Recycled Wedding Rings – Why Recycle a Wedding Band?

Recycled wedding rings with fingerprints

What is a recycled wedding ring?

A recycled wedding ring is a wedding ring remade from existing precious metal jewellery, or a wedding ring recycled into a brand new item of jewellery.

Why recycle a wedding ring?

You might ask the question: Why would anyone want to recycle a wedding ring? The answer depends entirely on your requirements. Here are just a few reasons provided by our clients.

What to do with your old wedding ring?

One of the requests we receive involves re-cycling an old wedding ring from a previous marriage. We routinely factor pre-owned wedding rings to offset the cost of new commissions. Re-cycling a wedding ring typically retains sentimental value. For this reason, some clients choose to retain the exact metal. Heirloom wedding rings from grandparents can be re-made into a new design in this way.

Wedding rings from recycled precious metals

With the exception of Fairtrade Gold, all of our precious metal wedding rings derive from recycled precious metals. Our post today relates to recycled wedding rings, as opposed to recycled precious metals. If you’re looking for a regular wedding ring, made from recycled sources, all of our regular Gold, Platinum and Palladium comes from recycled sources.

1. Melting down a wedding ring to create a new wedding ring

If a client requires a brand new wedding ring, made from an original wedding ring, we can do this. Furthermore, we can use the original precious metal—ensuring the same metal goes into the new ring.

2. Recycling a wedding ring into brand new jewellery

Another reason for recycling a wedding ring might involve creating a brand new item of jewellery from a wedding ring. Some clients with existing wedding rings after divorce don’t quite know what to do with the rings. They sit in the back of a drawer collecting dust. Melting down ‘divorce’ wedding rings enables a client to re-purpose their jewellery. We can offset the cost of new wedding rings or re-use the existing gold in a brand new commission.

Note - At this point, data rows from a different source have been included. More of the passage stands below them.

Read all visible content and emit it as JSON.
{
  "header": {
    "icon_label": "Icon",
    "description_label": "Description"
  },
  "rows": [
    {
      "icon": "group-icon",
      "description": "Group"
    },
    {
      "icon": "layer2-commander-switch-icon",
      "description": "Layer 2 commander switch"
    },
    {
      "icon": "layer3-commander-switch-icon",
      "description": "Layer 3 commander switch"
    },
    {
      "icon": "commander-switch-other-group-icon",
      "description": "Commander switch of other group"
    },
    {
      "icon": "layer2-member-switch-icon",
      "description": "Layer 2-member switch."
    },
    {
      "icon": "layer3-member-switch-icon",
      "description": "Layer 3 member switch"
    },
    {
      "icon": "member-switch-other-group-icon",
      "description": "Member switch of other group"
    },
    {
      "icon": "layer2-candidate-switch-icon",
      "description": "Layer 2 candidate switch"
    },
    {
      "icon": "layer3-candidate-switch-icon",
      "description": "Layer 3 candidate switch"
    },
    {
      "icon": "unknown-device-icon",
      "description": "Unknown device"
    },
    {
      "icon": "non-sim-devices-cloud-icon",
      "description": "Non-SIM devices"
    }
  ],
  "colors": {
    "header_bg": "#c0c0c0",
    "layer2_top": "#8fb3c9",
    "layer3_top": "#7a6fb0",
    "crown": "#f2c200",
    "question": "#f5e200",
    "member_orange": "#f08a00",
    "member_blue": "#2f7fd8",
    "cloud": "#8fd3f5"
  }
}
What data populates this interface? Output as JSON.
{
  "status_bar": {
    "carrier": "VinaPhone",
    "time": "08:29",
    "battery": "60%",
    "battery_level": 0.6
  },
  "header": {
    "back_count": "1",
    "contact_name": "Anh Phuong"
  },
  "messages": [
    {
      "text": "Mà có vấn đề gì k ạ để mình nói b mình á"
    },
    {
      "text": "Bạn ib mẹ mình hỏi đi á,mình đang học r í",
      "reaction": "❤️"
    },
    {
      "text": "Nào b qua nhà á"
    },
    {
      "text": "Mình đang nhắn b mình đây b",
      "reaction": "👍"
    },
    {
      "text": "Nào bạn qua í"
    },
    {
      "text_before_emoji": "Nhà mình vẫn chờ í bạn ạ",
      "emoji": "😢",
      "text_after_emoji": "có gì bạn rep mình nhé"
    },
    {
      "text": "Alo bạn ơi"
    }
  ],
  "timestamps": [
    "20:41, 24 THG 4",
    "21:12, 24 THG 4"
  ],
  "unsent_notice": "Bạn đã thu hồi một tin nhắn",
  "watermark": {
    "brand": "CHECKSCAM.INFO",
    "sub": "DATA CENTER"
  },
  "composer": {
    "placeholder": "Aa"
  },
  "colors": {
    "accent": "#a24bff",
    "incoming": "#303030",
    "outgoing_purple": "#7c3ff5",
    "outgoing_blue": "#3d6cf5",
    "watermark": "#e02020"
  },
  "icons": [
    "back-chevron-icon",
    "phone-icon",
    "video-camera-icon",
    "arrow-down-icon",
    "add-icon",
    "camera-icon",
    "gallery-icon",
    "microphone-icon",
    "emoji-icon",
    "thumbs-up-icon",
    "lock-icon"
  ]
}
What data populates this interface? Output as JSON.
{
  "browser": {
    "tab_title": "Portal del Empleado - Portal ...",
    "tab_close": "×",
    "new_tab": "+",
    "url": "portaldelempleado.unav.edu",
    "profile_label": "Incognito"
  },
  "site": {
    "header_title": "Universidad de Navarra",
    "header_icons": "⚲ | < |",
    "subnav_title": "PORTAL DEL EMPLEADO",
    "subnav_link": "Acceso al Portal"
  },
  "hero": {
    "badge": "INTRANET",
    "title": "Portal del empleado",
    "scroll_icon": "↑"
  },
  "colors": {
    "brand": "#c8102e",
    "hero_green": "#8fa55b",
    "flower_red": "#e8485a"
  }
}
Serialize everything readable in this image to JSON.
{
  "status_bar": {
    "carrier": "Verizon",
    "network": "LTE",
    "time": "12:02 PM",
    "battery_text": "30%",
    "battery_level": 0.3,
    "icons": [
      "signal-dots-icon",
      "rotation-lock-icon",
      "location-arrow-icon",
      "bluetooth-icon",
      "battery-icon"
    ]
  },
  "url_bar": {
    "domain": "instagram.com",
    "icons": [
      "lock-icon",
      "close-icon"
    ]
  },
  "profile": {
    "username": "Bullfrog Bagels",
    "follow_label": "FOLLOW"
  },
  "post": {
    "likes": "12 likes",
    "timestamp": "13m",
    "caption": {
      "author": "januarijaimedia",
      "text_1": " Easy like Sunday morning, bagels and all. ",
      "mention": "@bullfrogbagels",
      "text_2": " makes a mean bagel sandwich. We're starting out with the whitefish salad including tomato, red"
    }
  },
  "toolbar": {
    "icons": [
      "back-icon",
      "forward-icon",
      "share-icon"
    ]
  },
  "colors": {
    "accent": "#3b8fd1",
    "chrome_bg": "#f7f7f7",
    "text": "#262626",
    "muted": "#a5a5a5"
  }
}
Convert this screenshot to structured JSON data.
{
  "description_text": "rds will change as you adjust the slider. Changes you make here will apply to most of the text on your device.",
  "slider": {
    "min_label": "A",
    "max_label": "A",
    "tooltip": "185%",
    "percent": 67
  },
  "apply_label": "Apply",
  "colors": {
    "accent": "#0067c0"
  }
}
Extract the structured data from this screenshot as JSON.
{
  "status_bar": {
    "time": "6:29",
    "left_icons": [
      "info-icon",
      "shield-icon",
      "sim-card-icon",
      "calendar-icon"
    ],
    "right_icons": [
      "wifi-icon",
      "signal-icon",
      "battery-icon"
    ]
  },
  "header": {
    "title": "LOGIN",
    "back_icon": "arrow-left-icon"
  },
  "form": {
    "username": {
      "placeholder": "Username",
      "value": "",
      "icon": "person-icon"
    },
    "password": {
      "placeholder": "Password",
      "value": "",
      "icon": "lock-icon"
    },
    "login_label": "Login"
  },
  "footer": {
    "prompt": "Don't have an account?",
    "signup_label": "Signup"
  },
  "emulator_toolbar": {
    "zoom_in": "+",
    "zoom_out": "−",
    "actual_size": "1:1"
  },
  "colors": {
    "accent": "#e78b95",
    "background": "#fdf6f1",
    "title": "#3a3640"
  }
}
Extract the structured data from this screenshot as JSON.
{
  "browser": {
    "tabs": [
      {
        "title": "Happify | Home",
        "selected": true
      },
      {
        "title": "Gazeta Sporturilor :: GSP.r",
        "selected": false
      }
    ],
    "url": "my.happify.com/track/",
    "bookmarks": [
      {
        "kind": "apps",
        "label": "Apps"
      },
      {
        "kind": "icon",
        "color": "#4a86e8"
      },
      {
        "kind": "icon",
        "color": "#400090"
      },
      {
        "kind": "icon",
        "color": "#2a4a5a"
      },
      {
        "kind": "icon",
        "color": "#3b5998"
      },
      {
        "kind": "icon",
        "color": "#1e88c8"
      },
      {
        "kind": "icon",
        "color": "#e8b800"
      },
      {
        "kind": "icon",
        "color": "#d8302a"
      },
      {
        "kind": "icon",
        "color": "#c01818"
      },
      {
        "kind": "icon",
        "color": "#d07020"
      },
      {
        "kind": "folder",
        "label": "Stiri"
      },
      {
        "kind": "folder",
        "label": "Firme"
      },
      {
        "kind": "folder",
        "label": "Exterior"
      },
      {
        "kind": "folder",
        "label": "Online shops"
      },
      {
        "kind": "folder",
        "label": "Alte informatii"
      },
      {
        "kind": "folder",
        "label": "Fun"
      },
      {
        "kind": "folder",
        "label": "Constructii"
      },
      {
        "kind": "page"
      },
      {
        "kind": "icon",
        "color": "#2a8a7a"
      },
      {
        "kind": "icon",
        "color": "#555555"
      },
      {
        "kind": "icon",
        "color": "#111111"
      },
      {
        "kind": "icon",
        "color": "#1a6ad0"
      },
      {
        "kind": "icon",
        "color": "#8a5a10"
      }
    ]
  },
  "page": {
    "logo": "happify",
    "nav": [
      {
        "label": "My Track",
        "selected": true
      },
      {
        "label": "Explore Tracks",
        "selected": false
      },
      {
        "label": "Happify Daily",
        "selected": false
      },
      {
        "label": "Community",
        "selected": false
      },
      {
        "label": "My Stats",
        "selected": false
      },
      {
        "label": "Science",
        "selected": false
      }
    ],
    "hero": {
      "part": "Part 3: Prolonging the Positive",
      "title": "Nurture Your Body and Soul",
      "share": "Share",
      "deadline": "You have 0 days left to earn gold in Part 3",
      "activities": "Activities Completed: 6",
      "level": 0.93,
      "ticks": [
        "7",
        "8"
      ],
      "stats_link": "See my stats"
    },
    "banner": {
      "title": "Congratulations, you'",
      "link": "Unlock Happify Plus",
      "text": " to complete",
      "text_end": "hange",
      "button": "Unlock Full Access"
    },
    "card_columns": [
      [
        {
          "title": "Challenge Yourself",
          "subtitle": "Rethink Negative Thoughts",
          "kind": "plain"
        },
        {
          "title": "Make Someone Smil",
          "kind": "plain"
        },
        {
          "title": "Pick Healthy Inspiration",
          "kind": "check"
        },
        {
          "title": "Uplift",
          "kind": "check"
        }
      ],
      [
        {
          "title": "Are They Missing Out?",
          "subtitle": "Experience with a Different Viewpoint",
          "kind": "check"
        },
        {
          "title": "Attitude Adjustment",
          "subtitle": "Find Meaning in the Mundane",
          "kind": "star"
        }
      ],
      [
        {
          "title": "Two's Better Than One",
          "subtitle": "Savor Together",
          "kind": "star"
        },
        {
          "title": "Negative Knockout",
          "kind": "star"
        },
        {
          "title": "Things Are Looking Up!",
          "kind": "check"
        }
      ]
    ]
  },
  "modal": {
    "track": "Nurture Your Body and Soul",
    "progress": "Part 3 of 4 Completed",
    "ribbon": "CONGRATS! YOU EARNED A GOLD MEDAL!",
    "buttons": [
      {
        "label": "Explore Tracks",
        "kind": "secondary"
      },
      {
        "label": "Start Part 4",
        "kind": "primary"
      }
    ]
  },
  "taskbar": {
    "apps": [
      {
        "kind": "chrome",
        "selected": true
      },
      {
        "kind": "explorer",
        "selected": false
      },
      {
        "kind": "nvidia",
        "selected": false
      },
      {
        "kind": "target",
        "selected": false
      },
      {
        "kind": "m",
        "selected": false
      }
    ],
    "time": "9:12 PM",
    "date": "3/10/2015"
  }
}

3. Upgrading your wedding ring to Platinum or Gold

Perhaps you wish to remake your original wedding ring in new metal. For anyone who wishes to change or upgrade their precious metal, recycling your wedding ring in new metal is possible. A wedding ring recycled from an original wedding band requires the same metal choice. As part of our process, we separate any such commission to ensure no other precious metal contaminates the recycled design. In much the same way as Fairtrade Gold, metals remain separated from our regular workflow of precious metal. As a result, we can ensure that 100% of the item has gone into the new jewellery.

re-making a wedding ring

Wedding ring re-cycled into the same design after excessive wear.

4. Recycled wedding rings crafted in the same design

Situations where wedding rings are either damaged or worn, often necessitate a complete remake of the wedding ring. Working to the exact same profile and design, we re-make a wedding ring, applying any details from the original wedding ring. Recycled wedding rings made in this way, might require a small amount of additional metal. We quote on an individual basis and recommend anyone interested gets in touch.

Mark Johnson

About Mark Johnson

Mark attended Liverpool University and went on to pursue a career in the diamond industry. After more than a decade working in polished diamonds, Mark moved to the Isle of Wight where he launched Serendipity Diamonds. He works most days from their busy Ryde showroom, photographing jewellery and writing for the Serendipity Diamonds website. Anyone interested can connect with Mark on Linkedin via the profile link.

Mark Johnson

About Mark Johnson

Mark attended Liverpool University and went on to pursue a career in the diamond industry. After more than a decade working in polished diamonds, Mark moved to the Isle of Wight where he launched Serendipity Diamonds. He works most days from their busy Ryde showroom, photographing jewellery and writing for the Serendipity Diamonds website. Anyone interested can connect with Mark on Linkedin via the profile link.